“I do agree with the Governor that religious communities do have a significant role in caring for people, and I know that our churches, mosques and synagogues are deeply engaged in that work already.
“Can we do more? – certainly, but it must be work that is aligned with our resources,” Rabbi Flam wrote. “To lay off skilled workers and then expect religious communities to pick up the slack is irresponsible, if not impossible. Would any public official suggest we lay off engineers from the DOT and expect members of churches to assume that responsibility?
“The poor are not mere abstractions or statistics,” he continued. “They are real people and include working families, single parents with children, the elderly and new immigrants. They are members of our churches, mosques and synagogues – sisters and brothers to us all. The hardships they face are, more often than not, a result of complex societal forces. Elected officials must reject the temptation to blame the poor for their plight. We must insist that any call for personal responsibility must be balanced by an equally strong call for social responsibility.
“Effective government enables citizens to work together across class, race, ethnic and religious affiliations toward the common good,” Rabbi Flam emphasized. “As a religious leader, it is my job and the job of my community to hold government accountable to these ideals.
“How can religious communities join together to work for economic opportunity and equity for all of our neighbors?” he asked. “Can we convince our elected officials, labor leaders, and advocates that budgets are moral documents?”
Bishop Geralyn Wolf of the Episcopal Diocese of Rhode Island reported in an e-mail that several Episcopalian churches are actively ministering to those less fortunate. She noted that Grace Episcopal Church on Matthewson St., Providence, has a night shelter, and that 20 churches or missions in Rhode Island have food pantries or kitchens that provide meals. The bishop said that most of the deacons of the Episcopal Church work in the non-profit sector that works to help those in need.

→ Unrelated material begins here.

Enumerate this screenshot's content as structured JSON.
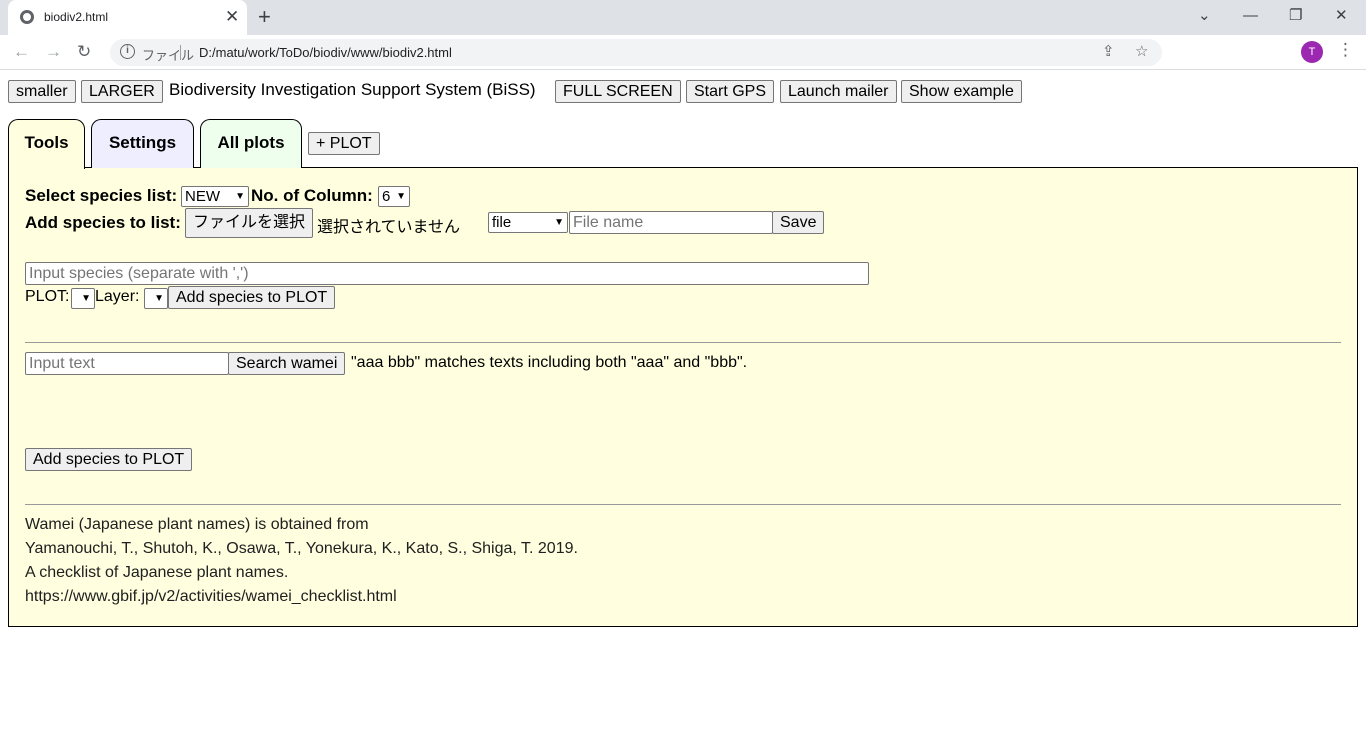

This year, the Episcopal Charities of Rhode Island distributed approximately $500,000 to 114 agencies in the state.
There was no comment from the Governor’s office as of presstime.